Medicare is financed by a portion of the payroll taxes paid by workers and their employers. It also is financed in part by monthly premiums deducted from Social Security checks. The Centers for Medicare & Medicaid Services is the agency in charge of the Medicare program, but you apply for Medicare at Social Security. We can give you general information about the Medicare program.
Medicare has four parts
- Hospital insurance (Part A) that helps pay for inpatient care in a hospital or skilled nursing facility (following a hospital stay), some home health care and hospice care.
- Medical insurance (Part B) that helps pay for doctors’ services and many other medical services and supplies that are not covered by hospital insurance.

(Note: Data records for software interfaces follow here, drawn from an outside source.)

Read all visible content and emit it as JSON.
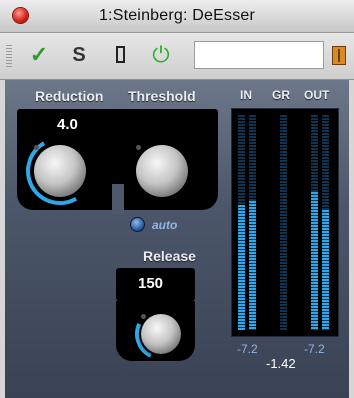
{
  "window": {
    "title": "1:Steinberg: DeEsser"
  },
  "toolbar": {
    "bypass_icon": "checkmark-icon",
    "solo_label": "S",
    "freeze_icon": "rectangle-icon",
    "power_icon": "power-icon",
    "preset_value": "",
    "preset_icon": "book-icon"
  },
  "plugin": {
    "reduction": {
      "label": "Reduction",
      "value": "4.0"
    },
    "threshold": {
      "label": "Threshold"
    },
    "auto": {
      "label": "auto"
    },
    "release": {
      "label": "Release",
      "value": "150"
    },
    "meters": {
      "in_label": "IN",
      "gr_label": "GR",
      "out_label": "OUT",
      "in_value": "-7.2",
      "gr_value": "-1.42",
      "out_value": "-7.2",
      "in_level": [
        0.58,
        0.6
      ],
      "gr_level": 0.0,
      "out_level": [
        0.64,
        0.56
      ]
    }
  },
  "colors": {
    "accent": "#2fa8e8",
    "panel": "#4c566a",
    "power": "#2fae2f"
  }
}
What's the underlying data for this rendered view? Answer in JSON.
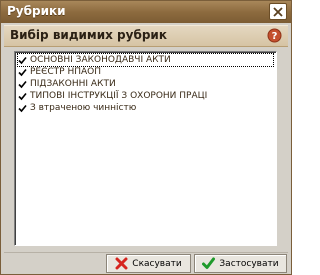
{
  "window": {
    "title": "Рубрики",
    "close_icon": "close-icon"
  },
  "header": {
    "title": "Вибір видимих рубрик",
    "help_icon": "help-icon"
  },
  "rubrics": [
    {
      "label": "ОСНОВНІ ЗАКОНОДАВЧІ АКТИ",
      "checked": true
    },
    {
      "label": "РЕЄСТР НПАОП",
      "checked": true
    },
    {
      "label": "ПІДЗАКОННІ АКТИ",
      "checked": true
    },
    {
      "label": "ТИПОВІ ІНСТРУКЦІЇ З ОХОРОНИ ПРАЦІ",
      "checked": true
    },
    {
      "label": "З втраченою чинністю",
      "checked": true
    }
  ],
  "buttons": {
    "cancel_label": "Скасувати",
    "apply_label": "Застосувати"
  },
  "colors": {
    "titlebar": "#8d6b3f",
    "cancel_icon": "#d6251f",
    "apply_icon": "#1f9a2c"
  }
}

- Medicare Advantage (Part C) formerly known as Medicare + Choice plans are available in many areas. People with Medicare Parts A and B can choose to receive all of their health care services through one of these provider organizations under Part C.
- Prescription drug coverage (Part D) that helps pay for medications doctors prescribe for treatment.
You can get more detailed information about what Medicare covers from Medicare & You (Publication No. CMS-10050). To get a copy, call the Medicare toll-free number, 1-800-MEDICARE (1-800-633-4227), or go to www.medicare.gov. If you are deaf or hard of hearing, you may call TTY 1-877-486-2048.
A word about Medicaid
You may think that Medicaid and Medicare are the same. Actually, they are two different programs. Medicaid is a state-run program that provides hospital and medical coverage for people with low income and little or no resources. Each state has its own rules about who is eligible and what is covered under Medicaid. Some people qualify for both Medicare and Medicaid. For more information about the Medicaid program, contact your local medical assistance agency, social services or welfare office.